My layman’s intuition is that you should begin with an apology for skipping several steps in your understandably fearful opening gambit. This will give him room (and validation) to consider the ways he may have behaved better, too. Don’t be shy about consulting a couples therapist, either. They can be tremendously helpful.
I had a miscarriage during my second trimester of pregnancy in 2016. The grief is fossilized in my heart. I don’t remember the exact date, but it was after Mother’s Day. I have no interest in commemorating this loss. But every year, my sister-in-law texts me some platitude, like “Thinking of you.” I reply with a terse thank you, hoping she will take the hint. But she doesn’t. How can she not see that her texts may be triggering? Also, how does she remember the date?
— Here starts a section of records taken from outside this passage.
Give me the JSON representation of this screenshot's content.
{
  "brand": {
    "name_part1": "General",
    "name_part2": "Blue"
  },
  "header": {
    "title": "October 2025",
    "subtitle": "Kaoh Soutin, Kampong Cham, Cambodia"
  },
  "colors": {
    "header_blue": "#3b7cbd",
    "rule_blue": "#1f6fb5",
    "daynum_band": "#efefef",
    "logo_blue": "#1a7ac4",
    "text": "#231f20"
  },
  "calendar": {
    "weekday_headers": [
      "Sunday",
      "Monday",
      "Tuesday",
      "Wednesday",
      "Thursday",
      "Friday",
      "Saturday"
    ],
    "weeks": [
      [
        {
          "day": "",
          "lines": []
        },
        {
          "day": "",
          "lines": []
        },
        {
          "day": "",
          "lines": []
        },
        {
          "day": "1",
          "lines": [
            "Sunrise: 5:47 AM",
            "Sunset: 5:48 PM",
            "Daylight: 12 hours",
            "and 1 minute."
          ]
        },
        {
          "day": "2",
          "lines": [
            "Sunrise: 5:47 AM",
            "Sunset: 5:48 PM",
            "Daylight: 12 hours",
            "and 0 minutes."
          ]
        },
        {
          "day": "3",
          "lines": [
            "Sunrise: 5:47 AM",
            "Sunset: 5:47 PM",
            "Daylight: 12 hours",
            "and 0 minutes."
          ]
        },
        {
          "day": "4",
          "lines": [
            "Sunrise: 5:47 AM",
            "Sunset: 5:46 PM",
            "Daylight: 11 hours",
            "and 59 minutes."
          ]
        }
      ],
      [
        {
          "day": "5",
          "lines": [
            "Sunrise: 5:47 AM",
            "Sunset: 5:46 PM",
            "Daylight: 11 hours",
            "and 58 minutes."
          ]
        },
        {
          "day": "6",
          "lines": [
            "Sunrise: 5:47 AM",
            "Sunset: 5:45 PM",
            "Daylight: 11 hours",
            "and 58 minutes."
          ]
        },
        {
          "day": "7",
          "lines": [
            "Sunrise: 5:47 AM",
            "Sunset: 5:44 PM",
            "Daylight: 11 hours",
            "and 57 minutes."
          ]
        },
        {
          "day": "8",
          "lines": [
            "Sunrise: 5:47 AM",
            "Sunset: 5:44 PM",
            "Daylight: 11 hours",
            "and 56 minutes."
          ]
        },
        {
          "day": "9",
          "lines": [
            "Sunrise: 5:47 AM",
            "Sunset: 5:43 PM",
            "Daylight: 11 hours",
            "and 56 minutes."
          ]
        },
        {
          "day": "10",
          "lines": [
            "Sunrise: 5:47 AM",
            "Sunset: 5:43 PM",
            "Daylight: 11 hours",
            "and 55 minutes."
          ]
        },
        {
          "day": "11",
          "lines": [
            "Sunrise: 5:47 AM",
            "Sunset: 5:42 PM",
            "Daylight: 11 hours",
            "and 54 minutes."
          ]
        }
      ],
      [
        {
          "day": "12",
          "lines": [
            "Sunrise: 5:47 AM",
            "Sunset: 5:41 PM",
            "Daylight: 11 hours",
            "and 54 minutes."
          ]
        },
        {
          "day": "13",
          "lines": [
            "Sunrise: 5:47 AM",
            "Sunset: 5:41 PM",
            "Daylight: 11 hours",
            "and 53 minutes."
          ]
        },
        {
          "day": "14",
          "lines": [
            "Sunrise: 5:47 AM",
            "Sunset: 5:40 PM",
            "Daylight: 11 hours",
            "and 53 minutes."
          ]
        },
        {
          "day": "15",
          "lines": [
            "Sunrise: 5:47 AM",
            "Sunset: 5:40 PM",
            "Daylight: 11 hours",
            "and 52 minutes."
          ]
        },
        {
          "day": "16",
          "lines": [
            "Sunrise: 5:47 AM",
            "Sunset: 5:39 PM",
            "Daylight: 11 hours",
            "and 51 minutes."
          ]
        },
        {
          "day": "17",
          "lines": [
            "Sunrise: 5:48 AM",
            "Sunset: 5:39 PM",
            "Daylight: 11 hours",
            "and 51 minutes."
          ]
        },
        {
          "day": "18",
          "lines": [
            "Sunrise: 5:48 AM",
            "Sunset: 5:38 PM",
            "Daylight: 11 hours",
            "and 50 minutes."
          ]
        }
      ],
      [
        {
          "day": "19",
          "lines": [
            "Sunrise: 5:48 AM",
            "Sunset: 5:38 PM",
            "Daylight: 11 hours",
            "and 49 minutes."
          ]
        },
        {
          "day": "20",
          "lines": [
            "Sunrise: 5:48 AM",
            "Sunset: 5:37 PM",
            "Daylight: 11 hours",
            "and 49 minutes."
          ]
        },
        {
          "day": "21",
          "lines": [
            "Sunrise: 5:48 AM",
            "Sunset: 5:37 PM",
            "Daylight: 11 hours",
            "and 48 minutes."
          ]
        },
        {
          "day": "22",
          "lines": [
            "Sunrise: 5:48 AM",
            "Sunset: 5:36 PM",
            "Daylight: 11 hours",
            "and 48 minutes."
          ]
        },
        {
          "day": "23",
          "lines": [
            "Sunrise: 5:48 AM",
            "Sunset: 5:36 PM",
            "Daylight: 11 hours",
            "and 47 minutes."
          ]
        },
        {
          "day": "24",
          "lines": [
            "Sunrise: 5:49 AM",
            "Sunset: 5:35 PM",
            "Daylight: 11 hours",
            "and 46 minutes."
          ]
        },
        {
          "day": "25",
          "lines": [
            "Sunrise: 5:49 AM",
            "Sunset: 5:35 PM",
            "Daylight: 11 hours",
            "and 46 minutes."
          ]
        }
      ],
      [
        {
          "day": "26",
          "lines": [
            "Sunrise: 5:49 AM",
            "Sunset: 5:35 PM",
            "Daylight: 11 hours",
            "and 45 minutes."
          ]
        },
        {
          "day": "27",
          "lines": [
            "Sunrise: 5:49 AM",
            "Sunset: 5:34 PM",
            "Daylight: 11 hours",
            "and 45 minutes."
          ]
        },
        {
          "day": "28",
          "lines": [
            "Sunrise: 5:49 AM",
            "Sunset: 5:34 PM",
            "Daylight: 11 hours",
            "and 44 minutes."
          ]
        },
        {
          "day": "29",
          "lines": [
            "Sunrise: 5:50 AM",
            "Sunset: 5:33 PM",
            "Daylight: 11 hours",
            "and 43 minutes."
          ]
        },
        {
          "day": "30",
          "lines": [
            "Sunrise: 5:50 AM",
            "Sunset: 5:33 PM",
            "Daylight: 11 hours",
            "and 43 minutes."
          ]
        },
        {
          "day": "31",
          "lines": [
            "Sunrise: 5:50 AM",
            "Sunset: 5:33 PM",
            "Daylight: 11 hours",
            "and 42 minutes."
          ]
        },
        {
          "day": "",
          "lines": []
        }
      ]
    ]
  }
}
Has she set a Google calendar alarm for my pain?
I am truly sorry for your loss. But your anger at your sister-in-law for messages that are clearly intended as supportive seems misplaced to me. I have learned, generally, that people are terrible mind readers. Stop hinting!
When you next see her, say: “I know you’re trying to be kind by remembering my miscarriage, but it’s not an occasion I want to memorialize. Please stop sending messages about it. They hurt me.” (And if you can’t bear to say it, text her.)
Two young brothers race their bikes on our cul-de-sac and come to a skidding stop at the end of our driveway. This drives my husband crazy! He has to re-rake our gravel every time. He wants to bury planks of wood with nails protruding from them to deter the boys. I’m having a hard time convincing him why he shouldn’t. Help!
Why? Because it is monstrous to put children’s safety (and your car tires) at risk this way. Just call the boys’ parents and report the problem. There, solved! As for your husband, tell him there is a bright red line between cranky and sociopathic. He is on the wrong side of it here.
For help with your awkward situation, send a question to SocialQ@nytimes.com, to Philip Galanes on Facebook or @SocialQPhilip on Twitter.
Article source: https://www.nytimes.com/2020/07/02/style/defund-the-police-activism.html